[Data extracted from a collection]
-- Opening Marker --

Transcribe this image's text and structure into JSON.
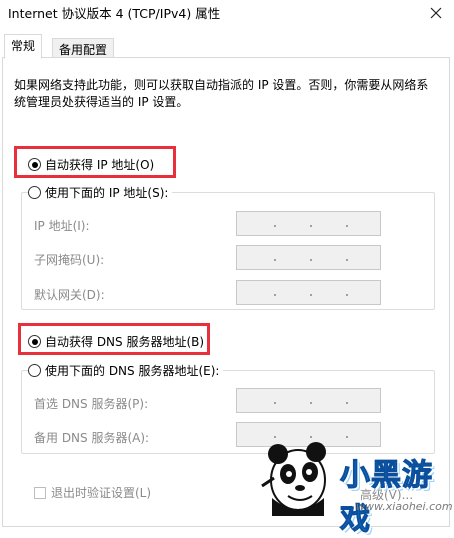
{
  "window": {
    "title": "Internet 协议版本 4 (TCP/IPv4) 属性",
    "close_icon": "close-icon"
  },
  "tabs": [
    {
      "label": "常规",
      "active": true
    },
    {
      "label": "备用配置",
      "active": false
    }
  ],
  "description": "如果网络支持此功能，则可以获取自动指派的 IP 设置。否则，你需要从网络系统管理员处获得适当的 IP 设置。",
  "ip": {
    "auto_label": "自动获得 IP 地址(O)",
    "auto_checked": true,
    "manual_label": "使用下面的 IP 地址(S):",
    "manual_checked": false,
    "fields": [
      {
        "label": "IP 地址(I):",
        "value": ". . ."
      },
      {
        "label": "子网掩码(U):",
        "value": ". . ."
      },
      {
        "label": "默认网关(D):",
        "value": ". . ."
      }
    ]
  },
  "dns": {
    "auto_label": "自动获得 DNS 服务器地址(B)",
    "auto_checked": true,
    "manual_label": "使用下面的 DNS 服务器地址(E):",
    "manual_checked": false,
    "fields": [
      {
        "label": "首选 DNS 服务器(P):",
        "value": ". . ."
      },
      {
        "label": "备用 DNS 服务器(A):",
        "value": ". . ."
      }
    ]
  },
  "validate_label": "退出时验证设置(L)",
  "advanced_label": "高级(V)...",
  "watermark": {
    "text": "小黑游戏",
    "url": "www.xiaohei.com"
  },
  "colors": {
    "highlight": "#e8303c",
    "disabled_text": "#8a8a8a",
    "field_bg": "#f0f0f0"
  }
}
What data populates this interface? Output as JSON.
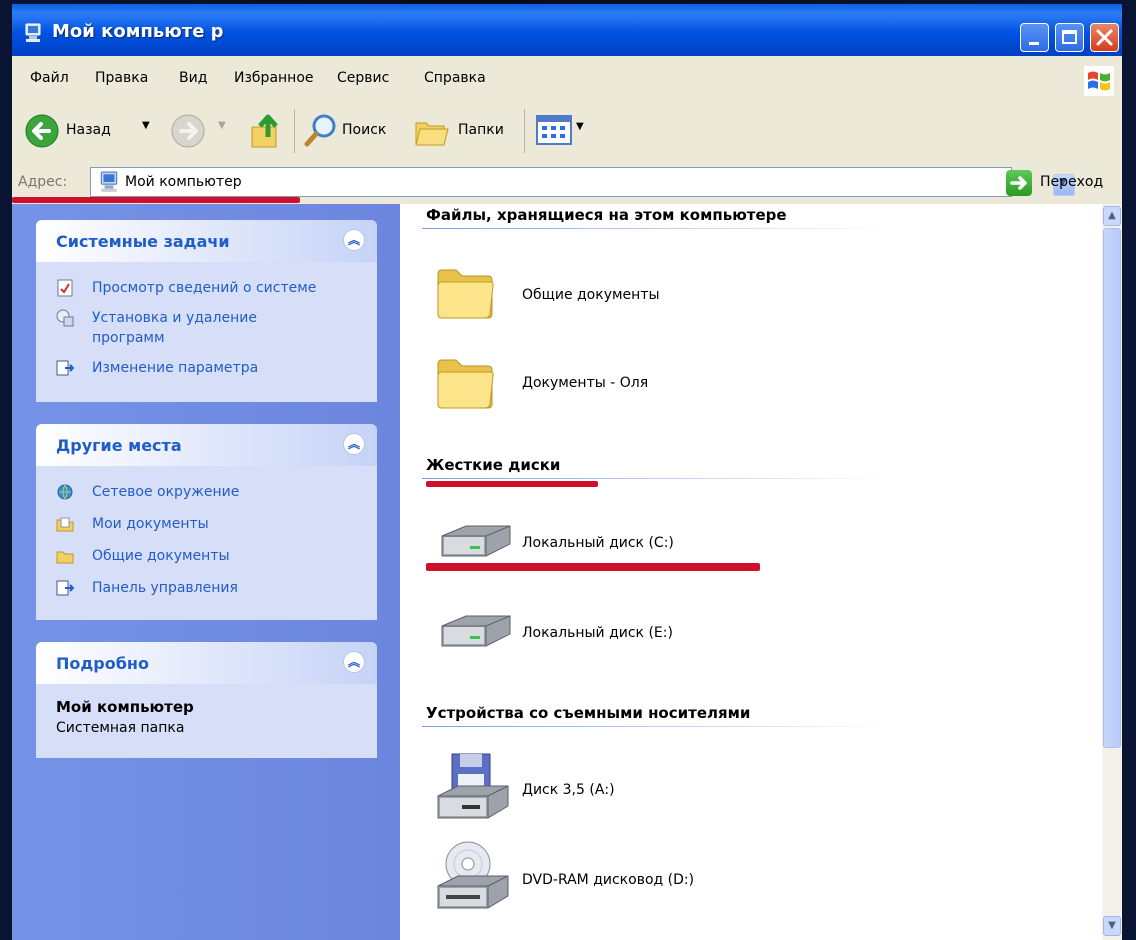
{
  "window": {
    "title": "Мой компьюте р"
  },
  "menu": {
    "items": [
      "Файл",
      "Правка",
      "Вид",
      "Избранное",
      "Сервис",
      "Справка"
    ]
  },
  "toolbar": {
    "back_label": "Назад",
    "search_label": "Поиск",
    "folders_label": "Папки"
  },
  "address": {
    "label": "Адрес:",
    "value": "Мой компьютер",
    "go_label": "Переход"
  },
  "tasks": {
    "system": {
      "title": "Системные задачи",
      "items": [
        {
          "label": "Просмотр сведений о системе",
          "icon": "system-info-icon"
        },
        {
          "label": "Установка и удаление",
          "label2": "программ",
          "icon": "add-remove-programs-icon"
        },
        {
          "label": "Изменение параметра",
          "icon": "change-setting-icon"
        }
      ]
    },
    "places": {
      "title": "Другие места",
      "items": [
        {
          "label": "Сетевое окружение",
          "icon": "network-icon"
        },
        {
          "label": "Мои документы",
          "icon": "my-documents-icon"
        },
        {
          "label": "Общие документы",
          "icon": "shared-documents-icon"
        },
        {
          "label": "Панель управления",
          "icon": "control-panel-icon"
        }
      ]
    },
    "details": {
      "title": "Подробно",
      "name": "Мой компьютер",
      "type": "Системная папка"
    }
  },
  "content": {
    "groups": [
      {
        "title": "Файлы, хранящиеся на этом компьютере",
        "items": [
          {
            "label": "Общие документы",
            "icon": "folder-icon"
          },
          {
            "label": "Документы - Оля",
            "icon": "folder-icon"
          }
        ]
      },
      {
        "title": "Жесткие диски",
        "items": [
          {
            "label": "Локальный диск (C:)",
            "icon": "hard-disk-icon"
          },
          {
            "label": "Локальный диск (E:)",
            "icon": "hard-disk-icon"
          }
        ]
      },
      {
        "title": "Устройства со съемными носителями",
        "items": [
          {
            "label": "Диск 3,5 (А:)",
            "icon": "floppy-drive-icon"
          },
          {
            "label": "DVD-RAM дисковод (D:)",
            "icon": "dvd-drive-icon"
          }
        ]
      }
    ]
  },
  "colors": {
    "title_bar": "#0053e1",
    "task_pane": "#6c86dd",
    "task_link": "#215dc6",
    "highlight_underline": "#d0102a"
  }
}
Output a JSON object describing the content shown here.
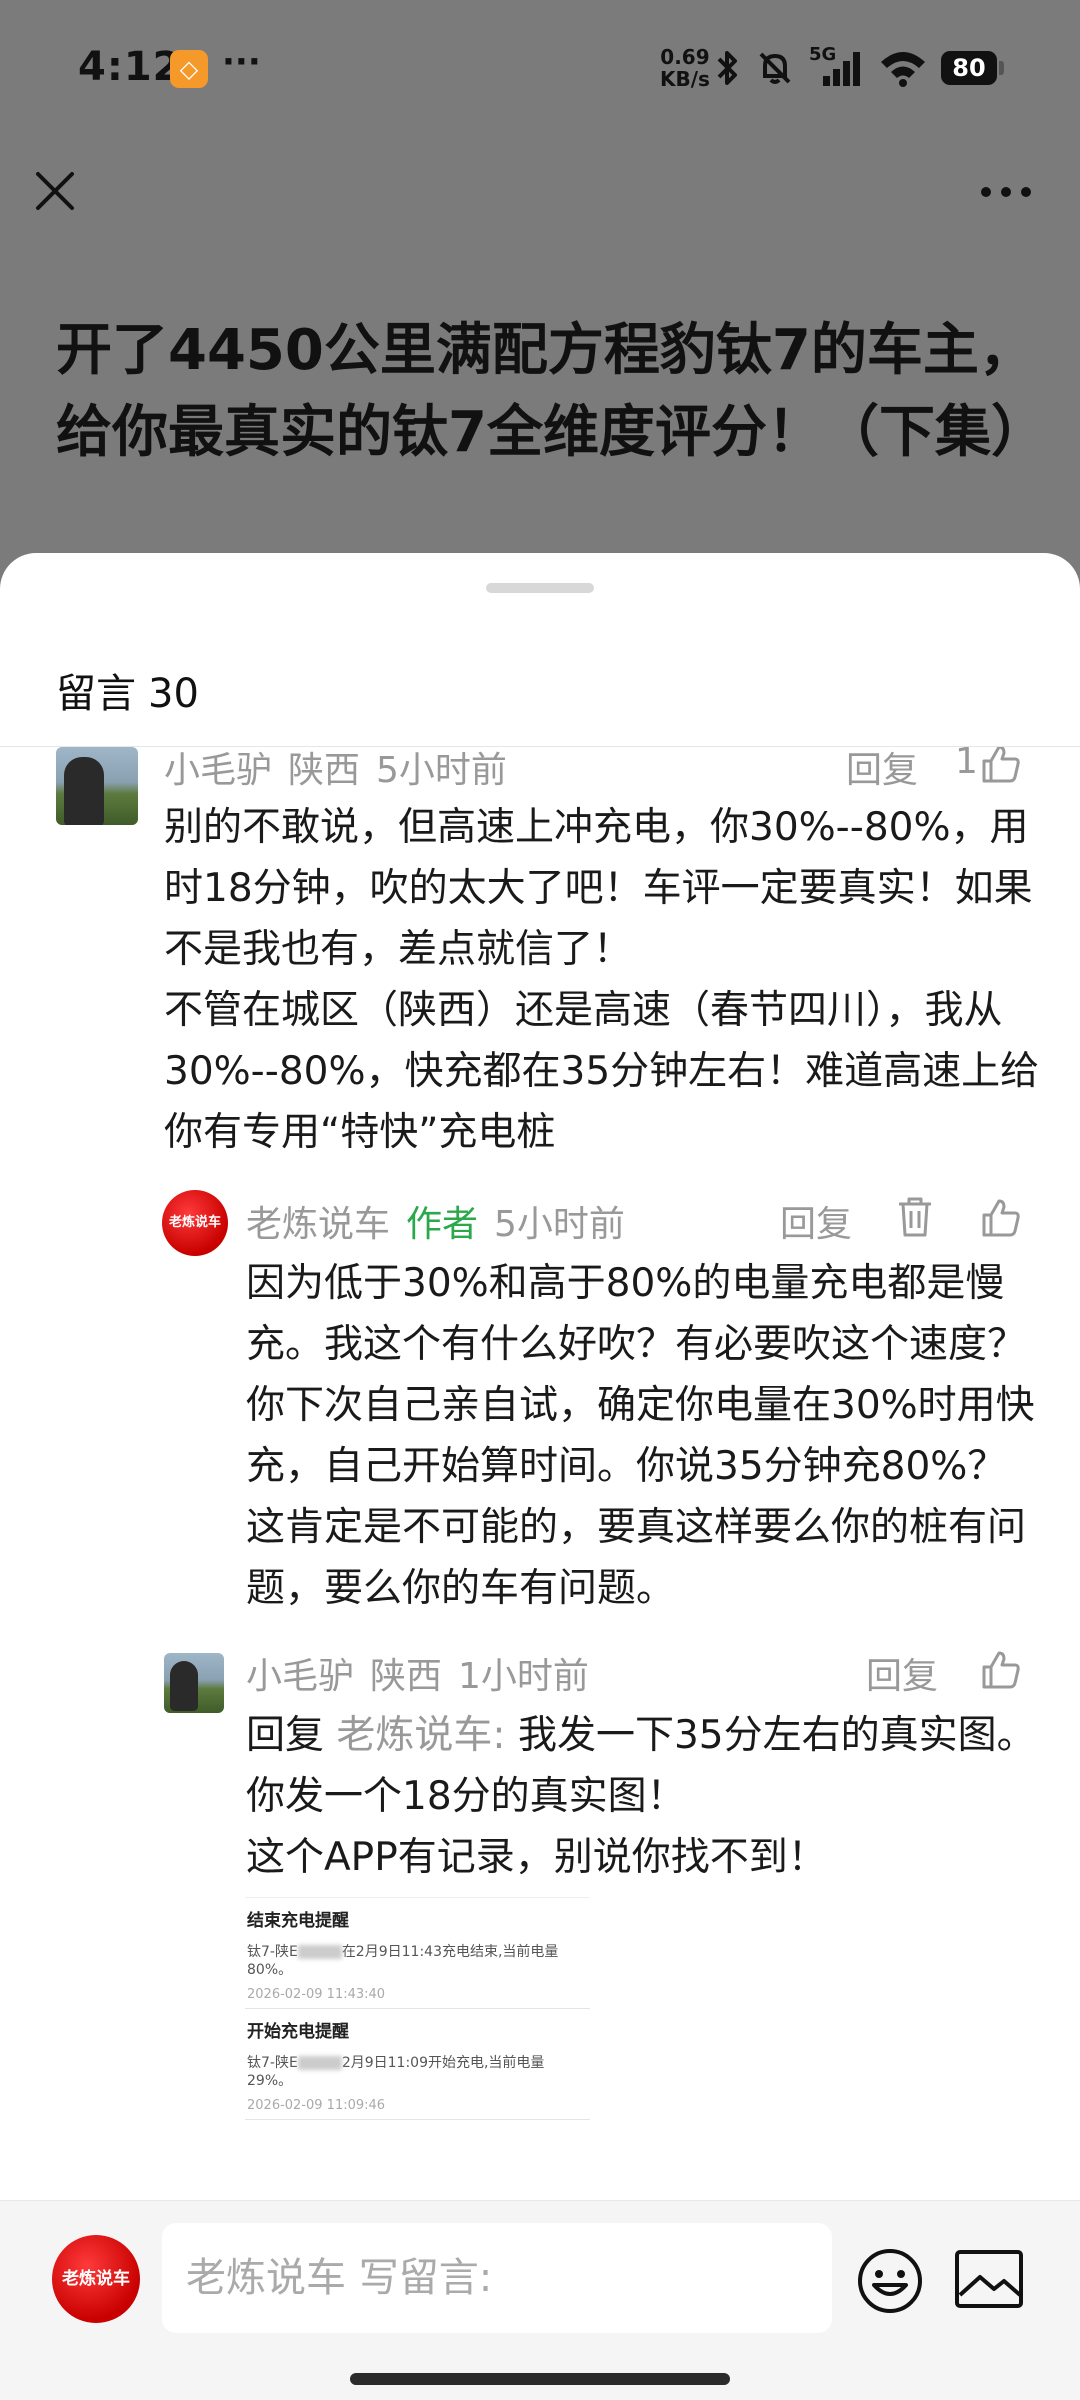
{
  "status_bar": {
    "time": "4:12",
    "app_badge": "◇",
    "dots": "···",
    "net_speed_value": "0.69",
    "net_speed_unit": "KB/s",
    "battery": "80",
    "signal_label": "5G"
  },
  "nav": {
    "close_icon": "close-icon",
    "more_icon": "more-icon"
  },
  "article": {
    "title": "开了4450公里满配方程豹钛7的车主，给你最真实的钛7全维度评分！（下集）"
  },
  "sheet": {
    "header_label": "留言",
    "header_count": "30"
  },
  "comments": [
    {
      "name": "小毛驴",
      "location": "陕西",
      "time": "5小时前",
      "reply_label": "回复",
      "likes": "1",
      "text": "别的不敢说，但高速上冲充电，你30%--80%，用时18分钟，吹的太大了吧！车评一定要真实！如果不是我也有，差点就信了！\n不管在城区（陕西）还是高速（春节四川），我从30%--80%，快充都在35分钟左右！难道高速上给你有专用“特快”充电桩"
    },
    {
      "name": "老炼说车",
      "author_tag": "作者",
      "time": "5小时前",
      "reply_label": "回复",
      "avatar_text": "老炼说车",
      "text": "因为低于30%和高于80%的电量充电都是慢充。我这个有什么好吹？有必要吹这个速度？你下次自己亲自试，确定你电量在30%时用快充，自己开始算时间。你说35分钟充80%？这肯定是不可能的，要真这样要么你的桩有问题，要么你的车有问题。"
    },
    {
      "name": "小毛驴",
      "location": "陕西",
      "time": "1小时前",
      "reply_label": "回复",
      "reply_prefix": "回复",
      "reply_to": "老炼说车:",
      "text": " 我发一下35分左右的真实图。你发一个18分的真实图！\n这个APP有记录，别说你找不到！",
      "attachment": {
        "items": [
          {
            "title": "结束充电提醒",
            "text_prefix": "钛7-陕E",
            "text_suffix": "在2月9日11:43充电结束,当前电量80%。",
            "time": "2026-02-09 11:43:40"
          },
          {
            "title": "开始充电提醒",
            "text_prefix": "钛7-陕E",
            "text_suffix": "2月9日11:09开始充电,当前电量29%。",
            "time": "2026-02-09 11:09:46"
          }
        ]
      }
    }
  ],
  "bottom_bar": {
    "avatar_text": "老炼说车",
    "input_placeholder": "老炼说车 写留言:"
  }
}
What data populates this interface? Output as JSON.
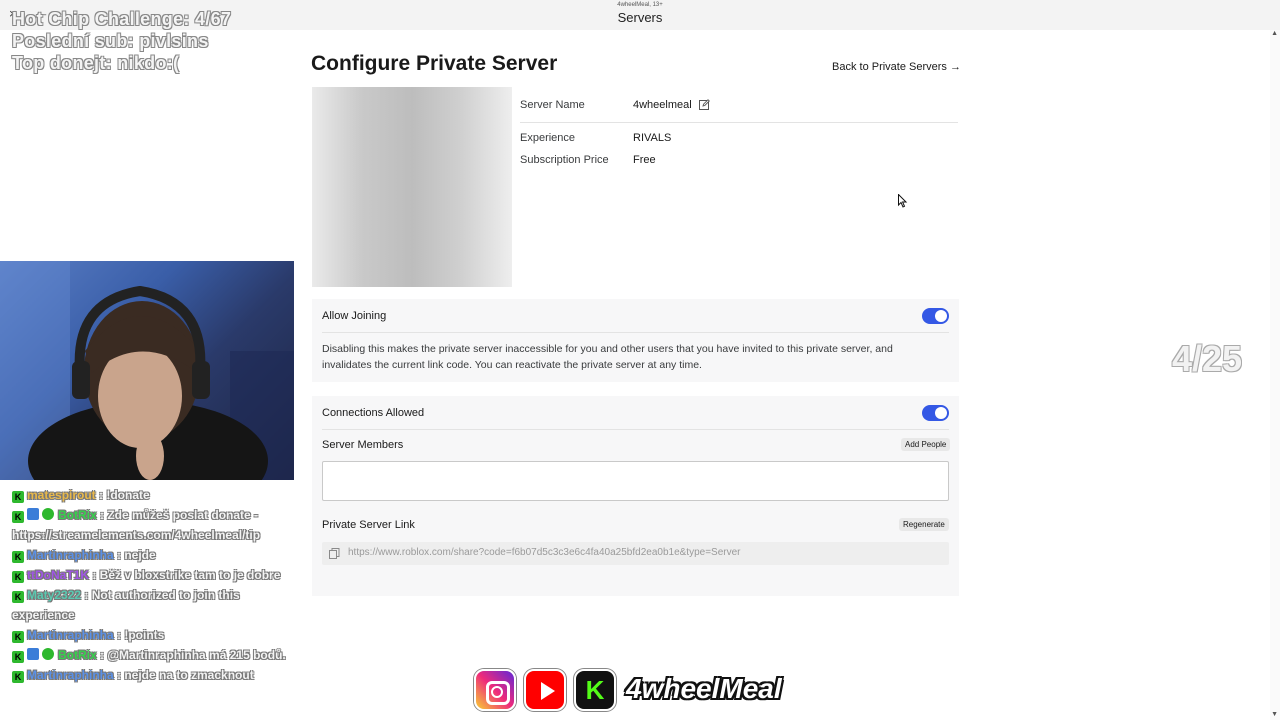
{
  "window": {
    "subtitle": "4wheelMeal, 13+",
    "title": "Servers",
    "close_icon": "×",
    "back_icon": "←"
  },
  "overlay": {
    "line1": "Hot Chip Challenge: 4/67",
    "line2": "Poslední sub: pivlsins",
    "line3": "Top donejt: nikdo:(",
    "counter": "4/25"
  },
  "chat": {
    "messages": [
      {
        "user": "matespirout",
        "text": " : !donate"
      },
      {
        "user": "BotRix",
        "text": " : Zde můžeš poslat donate - https://streamelements.com/4wheelmeal/tip"
      },
      {
        "user": "Martinraphinha",
        "text": " : nejde"
      },
      {
        "user": "ttDoNaT1K",
        "text": " : Běž v bloxstrike tam to je dobre"
      },
      {
        "user": "Maty2322",
        "text": " : Not authorized to join this experience"
      },
      {
        "user": "Martinraphinha",
        "text": " : !points"
      },
      {
        "user": "BotRix",
        "text": " : @Martinraphinha má 215 bodů."
      },
      {
        "user": "Martinraphinha",
        "text": " : nejde na to zmacknout"
      }
    ]
  },
  "page": {
    "heading": "Configure Private Server",
    "back_link": "Back to Private Servers →",
    "server_name_label": "Server Name",
    "server_name_value": "4wheelmeal",
    "experience_label": "Experience",
    "experience_value": "RIVALS",
    "price_label": "Subscription Price",
    "price_value": "Free",
    "allow_joining_label": "Allow Joining",
    "allow_joining_on": true,
    "allow_joining_desc": "Disabling this makes the private server inaccessible for you and other users that you have invited to this private server, and invalidates the current link code. You can reactivate the private server at any time.",
    "connections_label": "Connections Allowed",
    "connections_on": true,
    "members_label": "Server Members",
    "add_people_label": "Add People",
    "link_label": "Private Server Link",
    "regenerate_label": "Regenerate",
    "link_url": "https://www.roblox.com/share?code=f6b07d5c3c3e6c4fa40a25bfd2ea0b1e&type=Server",
    "accent_color": "#3458e5"
  },
  "socials": {
    "kick_letter": "K",
    "channel": "4wheelMeal"
  }
}
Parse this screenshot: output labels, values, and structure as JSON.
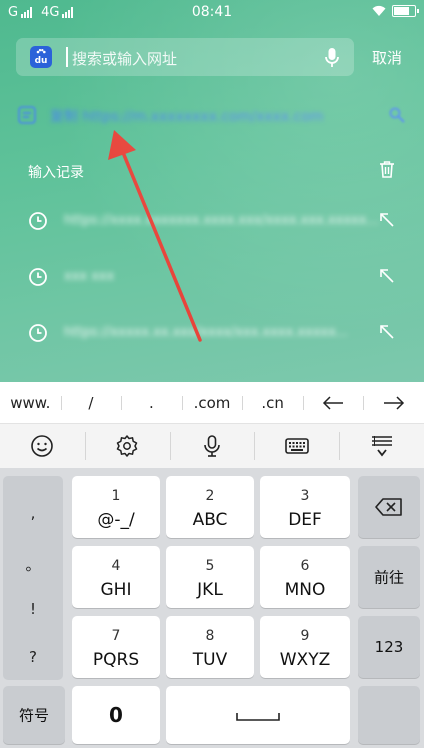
{
  "status_bar": {
    "network_left": "G",
    "network_right": "4G",
    "time": "08:41"
  },
  "search": {
    "placeholder": "搜索或输入网址",
    "cancel_label": "取消",
    "logo_text": "du"
  },
  "suggestion": {
    "text": "复制 https://m.xxxxxxxx.com/xxxx.com"
  },
  "history": {
    "title": "输入记录",
    "items": [
      {
        "text": "https://xxxx.xxxxxxx.xxxx.xxx/xxxx.xxx.xxxxx..."
      },
      {
        "text": "xxx xxx"
      },
      {
        "text": "https://xxxxx.xx.xxx/xxxx/xxx.xxxx.xxxxx..."
      }
    ]
  },
  "shortcuts": [
    "www.",
    "/",
    ".",
    ".com",
    ".cn"
  ],
  "toolbar_icons": [
    "emoji-icon",
    "settings-icon",
    "mic-icon",
    "keyboard-icon",
    "collapse-keyboard-icon"
  ],
  "keyboard": {
    "punctuation": [
      ",",
      "。",
      "!",
      "?"
    ],
    "keys": [
      {
        "num": "1",
        "letters": "@-_/"
      },
      {
        "num": "2",
        "letters": "ABC"
      },
      {
        "num": "3",
        "letters": "DEF"
      },
      {
        "num": "4",
        "letters": "GHI"
      },
      {
        "num": "5",
        "letters": "JKL"
      },
      {
        "num": "6",
        "letters": "MNO"
      },
      {
        "num": "7",
        "letters": "PQRS"
      },
      {
        "num": "8",
        "letters": "TUV"
      },
      {
        "num": "9",
        "letters": "WXYZ"
      }
    ],
    "next_label": "前往",
    "num_label": "123",
    "symbol_label": "符号",
    "zero_label": "0"
  },
  "colors": {
    "accent_link": "#4a86ef",
    "annotation_arrow": "#e8443a",
    "baidu_blue": "#2b62d9"
  }
}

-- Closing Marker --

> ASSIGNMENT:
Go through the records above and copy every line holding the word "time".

> TASK RESPONSE:
    "time": "4:12",
      "time": "5小时前",
      "time": "5小时前",
      "time": "1小时前",
            "time": "2026-02-09 11:43:40"
            "time": "2026-02-09 11:09:46"
    "allow_joining_desc": "Disabling this makes the private server inaccessible for you and other users that you have invited to this private server, and invalidates the current link code. You can reactivate the private server at any time.",
    "time": "08:41"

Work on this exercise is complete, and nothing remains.